» Exercise details
Check each line of the listing below for the string "Oxygen", and copy the ones that have it.

- Opening Delimiter -

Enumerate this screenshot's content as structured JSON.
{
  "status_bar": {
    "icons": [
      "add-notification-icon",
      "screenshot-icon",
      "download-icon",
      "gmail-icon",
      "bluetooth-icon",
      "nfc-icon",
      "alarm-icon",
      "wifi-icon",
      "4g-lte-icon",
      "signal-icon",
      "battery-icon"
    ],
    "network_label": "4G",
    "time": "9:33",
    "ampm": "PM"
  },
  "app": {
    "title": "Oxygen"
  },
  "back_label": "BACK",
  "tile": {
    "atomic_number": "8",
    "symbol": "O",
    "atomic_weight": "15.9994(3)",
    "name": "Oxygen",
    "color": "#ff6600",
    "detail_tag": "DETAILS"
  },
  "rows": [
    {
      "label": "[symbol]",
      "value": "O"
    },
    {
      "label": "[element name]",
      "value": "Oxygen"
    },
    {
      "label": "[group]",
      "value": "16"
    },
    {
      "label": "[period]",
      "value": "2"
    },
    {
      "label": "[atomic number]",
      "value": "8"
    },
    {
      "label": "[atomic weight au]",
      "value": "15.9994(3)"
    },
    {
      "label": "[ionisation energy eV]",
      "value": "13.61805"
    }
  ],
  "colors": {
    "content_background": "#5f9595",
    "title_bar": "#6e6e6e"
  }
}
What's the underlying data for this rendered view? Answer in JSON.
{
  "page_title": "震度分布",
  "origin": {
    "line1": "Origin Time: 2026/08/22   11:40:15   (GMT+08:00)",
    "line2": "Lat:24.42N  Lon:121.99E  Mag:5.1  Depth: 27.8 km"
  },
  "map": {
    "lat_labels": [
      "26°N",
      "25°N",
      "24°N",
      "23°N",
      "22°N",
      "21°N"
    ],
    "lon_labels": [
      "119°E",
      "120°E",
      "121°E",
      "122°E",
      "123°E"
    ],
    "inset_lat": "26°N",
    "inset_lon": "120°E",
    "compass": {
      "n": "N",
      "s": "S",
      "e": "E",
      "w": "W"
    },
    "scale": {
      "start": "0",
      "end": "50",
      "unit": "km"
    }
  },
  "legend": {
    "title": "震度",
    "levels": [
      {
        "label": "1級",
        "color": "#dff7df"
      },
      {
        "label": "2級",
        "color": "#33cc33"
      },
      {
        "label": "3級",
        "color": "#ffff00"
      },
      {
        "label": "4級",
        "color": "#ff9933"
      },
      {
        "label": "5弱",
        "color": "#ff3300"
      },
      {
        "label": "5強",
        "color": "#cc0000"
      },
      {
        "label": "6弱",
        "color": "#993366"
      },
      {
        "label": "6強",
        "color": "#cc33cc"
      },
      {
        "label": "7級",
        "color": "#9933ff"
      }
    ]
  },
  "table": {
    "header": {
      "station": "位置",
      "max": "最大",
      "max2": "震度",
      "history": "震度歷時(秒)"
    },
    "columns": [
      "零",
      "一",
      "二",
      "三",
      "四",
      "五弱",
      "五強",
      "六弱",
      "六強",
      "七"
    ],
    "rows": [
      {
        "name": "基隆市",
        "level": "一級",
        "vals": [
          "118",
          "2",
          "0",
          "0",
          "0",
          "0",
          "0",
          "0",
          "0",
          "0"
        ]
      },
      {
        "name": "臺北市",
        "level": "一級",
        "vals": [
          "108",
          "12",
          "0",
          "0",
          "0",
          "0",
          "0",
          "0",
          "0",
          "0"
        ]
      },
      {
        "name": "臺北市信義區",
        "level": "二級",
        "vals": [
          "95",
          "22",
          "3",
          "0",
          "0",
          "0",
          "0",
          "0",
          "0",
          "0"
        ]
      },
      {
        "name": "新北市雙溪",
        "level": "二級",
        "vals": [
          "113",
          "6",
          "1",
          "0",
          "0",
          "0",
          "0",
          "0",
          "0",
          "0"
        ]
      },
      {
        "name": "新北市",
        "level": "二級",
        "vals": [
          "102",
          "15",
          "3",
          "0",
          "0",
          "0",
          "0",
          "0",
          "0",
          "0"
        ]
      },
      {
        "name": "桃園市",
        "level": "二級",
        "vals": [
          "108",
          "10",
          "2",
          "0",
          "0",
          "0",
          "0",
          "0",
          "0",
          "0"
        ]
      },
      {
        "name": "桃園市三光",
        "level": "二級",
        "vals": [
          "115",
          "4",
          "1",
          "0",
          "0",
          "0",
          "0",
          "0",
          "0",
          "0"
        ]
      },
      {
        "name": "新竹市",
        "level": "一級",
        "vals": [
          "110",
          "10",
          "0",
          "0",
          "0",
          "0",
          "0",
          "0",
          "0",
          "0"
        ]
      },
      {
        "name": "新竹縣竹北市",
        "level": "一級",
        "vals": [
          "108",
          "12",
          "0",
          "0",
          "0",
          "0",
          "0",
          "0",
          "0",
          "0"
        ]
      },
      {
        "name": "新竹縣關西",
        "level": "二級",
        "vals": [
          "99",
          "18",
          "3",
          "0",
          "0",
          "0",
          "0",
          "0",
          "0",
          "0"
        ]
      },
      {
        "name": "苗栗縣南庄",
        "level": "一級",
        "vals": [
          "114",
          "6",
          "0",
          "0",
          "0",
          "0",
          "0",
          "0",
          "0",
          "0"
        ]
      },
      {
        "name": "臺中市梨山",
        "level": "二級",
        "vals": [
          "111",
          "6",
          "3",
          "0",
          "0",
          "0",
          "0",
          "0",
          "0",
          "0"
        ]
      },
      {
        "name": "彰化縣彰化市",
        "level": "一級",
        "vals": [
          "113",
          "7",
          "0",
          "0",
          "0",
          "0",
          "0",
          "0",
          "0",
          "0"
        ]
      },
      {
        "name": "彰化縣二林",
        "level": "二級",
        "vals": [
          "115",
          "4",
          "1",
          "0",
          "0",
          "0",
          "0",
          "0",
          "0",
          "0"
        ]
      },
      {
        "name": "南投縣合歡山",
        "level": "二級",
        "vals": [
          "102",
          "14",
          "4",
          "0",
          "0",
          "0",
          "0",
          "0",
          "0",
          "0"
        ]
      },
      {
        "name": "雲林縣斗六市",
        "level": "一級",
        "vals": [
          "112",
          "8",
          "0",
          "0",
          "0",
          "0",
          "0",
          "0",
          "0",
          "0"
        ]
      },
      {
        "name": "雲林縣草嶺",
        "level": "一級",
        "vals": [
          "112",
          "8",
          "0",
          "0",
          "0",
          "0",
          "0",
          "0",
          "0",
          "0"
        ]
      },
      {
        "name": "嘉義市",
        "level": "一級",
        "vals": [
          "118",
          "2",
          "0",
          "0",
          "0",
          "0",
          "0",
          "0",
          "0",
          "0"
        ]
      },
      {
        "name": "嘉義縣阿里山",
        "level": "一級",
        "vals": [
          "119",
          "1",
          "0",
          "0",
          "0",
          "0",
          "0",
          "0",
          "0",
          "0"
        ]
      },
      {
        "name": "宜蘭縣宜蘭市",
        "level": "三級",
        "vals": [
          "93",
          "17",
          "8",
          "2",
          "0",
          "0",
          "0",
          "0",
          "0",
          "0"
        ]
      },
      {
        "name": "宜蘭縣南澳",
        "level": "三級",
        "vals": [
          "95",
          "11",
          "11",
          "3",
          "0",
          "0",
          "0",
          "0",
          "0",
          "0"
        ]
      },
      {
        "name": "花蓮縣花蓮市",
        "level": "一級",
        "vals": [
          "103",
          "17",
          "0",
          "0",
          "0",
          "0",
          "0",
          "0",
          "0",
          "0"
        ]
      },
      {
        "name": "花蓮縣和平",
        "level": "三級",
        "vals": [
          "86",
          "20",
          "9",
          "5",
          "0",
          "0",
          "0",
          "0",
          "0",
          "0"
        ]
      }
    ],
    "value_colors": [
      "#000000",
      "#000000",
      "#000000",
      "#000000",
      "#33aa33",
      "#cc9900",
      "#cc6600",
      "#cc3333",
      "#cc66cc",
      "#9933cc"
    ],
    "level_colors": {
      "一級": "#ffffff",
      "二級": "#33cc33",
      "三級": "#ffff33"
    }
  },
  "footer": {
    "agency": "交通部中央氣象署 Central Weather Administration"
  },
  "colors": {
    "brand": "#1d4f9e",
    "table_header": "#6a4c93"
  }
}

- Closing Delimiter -

» Output of the exercise
    "title": "Oxygen"
    "name": "Oxygen",
      "value": "Oxygen"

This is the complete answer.